- [Work item] If a line below contains the word "rank", count it; give only the total.

──────── Material supplied ────────

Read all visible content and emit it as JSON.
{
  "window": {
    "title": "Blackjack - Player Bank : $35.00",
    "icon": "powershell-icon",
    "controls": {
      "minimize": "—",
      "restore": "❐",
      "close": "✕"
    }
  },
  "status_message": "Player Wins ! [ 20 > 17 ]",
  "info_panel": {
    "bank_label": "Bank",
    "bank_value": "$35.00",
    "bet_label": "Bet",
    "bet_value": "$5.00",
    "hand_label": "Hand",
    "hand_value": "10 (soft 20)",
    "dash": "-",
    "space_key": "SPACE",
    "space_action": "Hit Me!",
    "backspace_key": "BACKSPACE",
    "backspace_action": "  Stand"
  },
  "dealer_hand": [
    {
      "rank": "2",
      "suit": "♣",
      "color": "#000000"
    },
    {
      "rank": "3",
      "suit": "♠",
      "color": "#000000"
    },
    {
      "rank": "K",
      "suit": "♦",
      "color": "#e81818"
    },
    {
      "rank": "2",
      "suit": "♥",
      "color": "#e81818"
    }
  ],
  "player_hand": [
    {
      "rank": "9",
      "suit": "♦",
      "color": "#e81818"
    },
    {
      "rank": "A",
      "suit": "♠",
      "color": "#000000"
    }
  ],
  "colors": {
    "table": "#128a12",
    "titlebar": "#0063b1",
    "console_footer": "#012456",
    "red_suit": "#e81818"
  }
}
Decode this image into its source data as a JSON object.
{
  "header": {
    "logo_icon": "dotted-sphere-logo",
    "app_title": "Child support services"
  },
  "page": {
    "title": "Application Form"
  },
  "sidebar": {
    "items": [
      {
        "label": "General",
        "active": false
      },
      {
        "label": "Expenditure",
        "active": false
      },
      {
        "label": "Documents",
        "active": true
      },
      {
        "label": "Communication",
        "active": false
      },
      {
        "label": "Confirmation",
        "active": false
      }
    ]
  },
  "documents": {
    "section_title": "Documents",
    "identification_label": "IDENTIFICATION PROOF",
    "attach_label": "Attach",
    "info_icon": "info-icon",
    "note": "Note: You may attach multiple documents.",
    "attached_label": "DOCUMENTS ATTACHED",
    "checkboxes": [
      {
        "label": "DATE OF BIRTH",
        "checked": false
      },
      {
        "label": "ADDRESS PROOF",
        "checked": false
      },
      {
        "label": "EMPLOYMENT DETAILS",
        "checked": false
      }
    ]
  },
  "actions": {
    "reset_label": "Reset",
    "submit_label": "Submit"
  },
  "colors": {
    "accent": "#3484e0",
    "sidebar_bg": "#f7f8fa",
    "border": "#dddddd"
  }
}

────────

- [Result] 6